  • What Will It Take To Keep Smart Cities Safe? “‘Smart cities’ use smart technologies in their critical infrastructure sectors: energy, transportation, environment, communications, and government. This includes smart systems for energy management, parking management systems, public transportation information coordination, transportation sharing, traffic management, air quality monitoring, waste management, e-government, connectivity, and so on.” (Source: Help Net Security)
  • IT and Biz Leaders: Boards Don’t Take Security Seriously. “Nearly half of IT and business decision makers globally don’t think their boards are capable of effectively managing cybersecurity threats, despite the vast majority (77%) believing it is now the C-level’s responsibility, according to new research from Control Risks.” (Source: InfoSecurity Magazine)

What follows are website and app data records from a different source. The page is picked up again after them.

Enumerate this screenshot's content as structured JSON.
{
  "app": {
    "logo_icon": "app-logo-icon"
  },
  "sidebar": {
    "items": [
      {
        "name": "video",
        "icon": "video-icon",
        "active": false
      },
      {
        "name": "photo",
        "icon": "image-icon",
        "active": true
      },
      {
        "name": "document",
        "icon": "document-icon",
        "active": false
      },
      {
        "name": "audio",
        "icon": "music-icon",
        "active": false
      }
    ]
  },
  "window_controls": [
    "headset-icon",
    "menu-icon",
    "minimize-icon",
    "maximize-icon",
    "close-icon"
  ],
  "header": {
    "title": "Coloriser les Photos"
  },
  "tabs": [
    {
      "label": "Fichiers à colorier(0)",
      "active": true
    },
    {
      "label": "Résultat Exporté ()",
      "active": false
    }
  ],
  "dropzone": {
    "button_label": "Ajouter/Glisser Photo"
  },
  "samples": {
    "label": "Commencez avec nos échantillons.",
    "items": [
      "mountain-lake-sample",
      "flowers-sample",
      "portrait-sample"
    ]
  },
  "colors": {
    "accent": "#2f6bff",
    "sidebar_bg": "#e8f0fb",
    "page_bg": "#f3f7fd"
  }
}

  • Bitcoin Has Come Roaring BackBut So Have The Risks. “The big question is whether a crash is coming or whether cryptocurrencies have hit their stride. Should investors cash out now while the getting is good, or buy more now before the price climbs even higher? So far, when it comes to bitcoin, the only real rule is volatility.” (Source: Wired)
  • OneLogin Suffers Breach—Customer Data Said To Be Exposed, Decrypted. “OneLogin told fretful customers in an internal notification that they would need to work through a number of steps to secure their accounts, including generation of new API credentials and OAuth tokens. Any users served by the firm’s US data centre have been hit by the breach, OneLogin said.” (Source: Ars Technica)
  • A Recently Discovered Linux Flaw Could Be Exploited By Sudo Users To Gain Root Privileges. “Security researchers at Qualys Security have discovered a Linux flaw that could be exploited to gain root privileges and overwrite any file on the filesystem on SELinux-enabled systems. The high severity flaw, tracked as CVE-2017-1000367, resides in the Sudo’s get_process_ttyname() for Linux and is related to the way Sudo parses tty information from the process status file in the proc filesystem.” (Source: Security Affairs)
  • Kmart Point of Sale Hacked With ‘Undetectable’ Malware. “Kmart is not saying how many of its 750 stores in the US were affected by the point-of-sale (PoS) malware, but it stressed that no personal data, including names, addresses, Social Security Numbers or email addresses, was stolen. It also talked up its EMV reader implementation.” (Source: InfoSecurity Magazine)
  • Inside Google’s Global Campaign To Shut Down Phishing. “At the beginning of May, a phishing scam flooded the web, disguised as a typical Google Docs request. Some of the emails even appeared to come from acquaintances. If victims clicked through and granted seemingly innocuous permissions, they exposed their entire Gmail account to whoever was behind the scam. It was an explosive scheme. And Google responded in kind.” (Source: Wired)

Safe surfing, everyone!

The Malwarebytes Labs Team